General Idea have a gift for framing things in a way that is as instantly recognisable and contagious as any advertising campaign. This virtuosic use of commercial techniques has led to criticisms, especially when the group ventured out of its fictional framework into the socio-political sphere. Their ‘AIDS series’, 1987-93, a number of works developed from the appropriated use of Robert Indiana’s famous LOVE, 1965, in which the group substitute the letters A-I-D-S for L-O-V-E, could be seen as a passive gesture, paying lip service to the awareness movement of the 1980s. While others favoured a more militant stance, General Idea mounted a viral campaign that saw their image pinned up across various international cities. Still, at a time when a master of the sales pitch governed the US, utilising the language of advertising to combat the president’s inability to acknowledge the AIDS problem, and the homophobic comments of other artists (see Mark Kostabi in Vanity Fair’s June 1989 issue) could be seen as a masterstroke. Here, the series appears intermittently throughout the exhibition, reaching its apotheosis in a large room wallpapered with the design and ending with White AIDS #6, 1993. Hung as the exhibition’s penultimate work, the canvas of White AIDS #6 carries the faintest outline of the bold design. Completed one year before the deaths of Parts and Zontal, this erasure takes on an almost elegiac significance; a sobering moment of visual silence in a display dominated by colour.

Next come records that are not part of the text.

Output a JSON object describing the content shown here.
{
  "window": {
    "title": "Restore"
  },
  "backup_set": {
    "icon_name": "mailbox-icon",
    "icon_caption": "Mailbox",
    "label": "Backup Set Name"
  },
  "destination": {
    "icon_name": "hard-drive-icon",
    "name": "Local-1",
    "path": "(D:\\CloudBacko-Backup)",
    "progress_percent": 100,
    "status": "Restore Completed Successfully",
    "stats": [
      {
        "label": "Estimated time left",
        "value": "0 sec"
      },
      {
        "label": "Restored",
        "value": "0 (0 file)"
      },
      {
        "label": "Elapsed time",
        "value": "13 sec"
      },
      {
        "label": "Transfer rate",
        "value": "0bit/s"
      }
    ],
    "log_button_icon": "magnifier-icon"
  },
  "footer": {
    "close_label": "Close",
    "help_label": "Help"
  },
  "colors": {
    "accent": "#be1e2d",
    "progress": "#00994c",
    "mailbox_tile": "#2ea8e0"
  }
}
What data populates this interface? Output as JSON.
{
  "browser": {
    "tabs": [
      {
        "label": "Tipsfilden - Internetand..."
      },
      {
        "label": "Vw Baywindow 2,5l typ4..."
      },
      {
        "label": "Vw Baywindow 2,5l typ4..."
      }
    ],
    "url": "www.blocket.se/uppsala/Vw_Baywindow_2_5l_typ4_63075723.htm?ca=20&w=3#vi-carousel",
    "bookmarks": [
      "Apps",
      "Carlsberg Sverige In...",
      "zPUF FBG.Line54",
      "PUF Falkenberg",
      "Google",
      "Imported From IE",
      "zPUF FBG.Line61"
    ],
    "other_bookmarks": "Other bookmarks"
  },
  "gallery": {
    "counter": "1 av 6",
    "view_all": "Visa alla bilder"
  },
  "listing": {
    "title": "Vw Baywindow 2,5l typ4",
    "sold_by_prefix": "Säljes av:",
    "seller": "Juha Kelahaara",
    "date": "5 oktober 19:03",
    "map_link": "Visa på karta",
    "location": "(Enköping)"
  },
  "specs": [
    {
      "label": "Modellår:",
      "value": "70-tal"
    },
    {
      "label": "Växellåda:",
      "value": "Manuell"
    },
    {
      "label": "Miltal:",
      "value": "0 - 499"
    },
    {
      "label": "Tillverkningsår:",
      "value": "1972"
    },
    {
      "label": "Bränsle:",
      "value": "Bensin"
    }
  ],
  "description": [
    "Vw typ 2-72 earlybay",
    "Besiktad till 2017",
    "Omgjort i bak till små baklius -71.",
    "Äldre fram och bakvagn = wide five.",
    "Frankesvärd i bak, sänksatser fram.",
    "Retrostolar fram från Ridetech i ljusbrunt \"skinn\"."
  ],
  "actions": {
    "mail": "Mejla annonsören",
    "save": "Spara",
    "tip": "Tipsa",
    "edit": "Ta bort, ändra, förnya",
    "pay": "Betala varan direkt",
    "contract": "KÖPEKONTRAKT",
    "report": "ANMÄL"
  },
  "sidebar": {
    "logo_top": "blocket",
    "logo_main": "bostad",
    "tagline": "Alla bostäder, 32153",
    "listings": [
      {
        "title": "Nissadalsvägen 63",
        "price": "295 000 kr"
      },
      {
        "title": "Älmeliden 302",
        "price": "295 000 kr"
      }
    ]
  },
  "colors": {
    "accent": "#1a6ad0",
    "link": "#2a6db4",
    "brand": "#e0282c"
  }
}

Of the large collection salvaged from the Miss General Idea pavilion, Cornucopia, 1982, seems most able to convey what it was like to be inside the fictional building. Presented as a documentary film, a dispassionate voiceover explains the significance of paintings, sculptural works and ceramic artefacts with poodle prints. Intercut with sequences of a spinning upturned cornucopia, a soundtrack of percussive field recordings imbues the scenes with just the right kind of benign museological tribalism. The final work presented is P Is For Poodle (The Milky Way from the 1984 Miss General Idea Pavilion), 1982. Like the restaged native environments presented behind ropes in natural history museums, this spot-lit hay-covered room appears to be a preserved anthropological scene. Three poodles (Bronson, Parts and Zontal) are positioned among large coiled pieces of metal, milking stools and brass buckets. The overpowering smell of hay and the repeated use of field recordings go someway towards creating an immersive total art experience. Indeed, with the universe of General Idea so thoroughly represented, ‘Haute Culture’ steps out of standard retrospective territory into the realm of the gesamkuntswerk. Positioning the group as rightful masters of the fictional macrocosm, their status as the forefathers of artists like Matthew Barney and Charles Avery cannot be denied.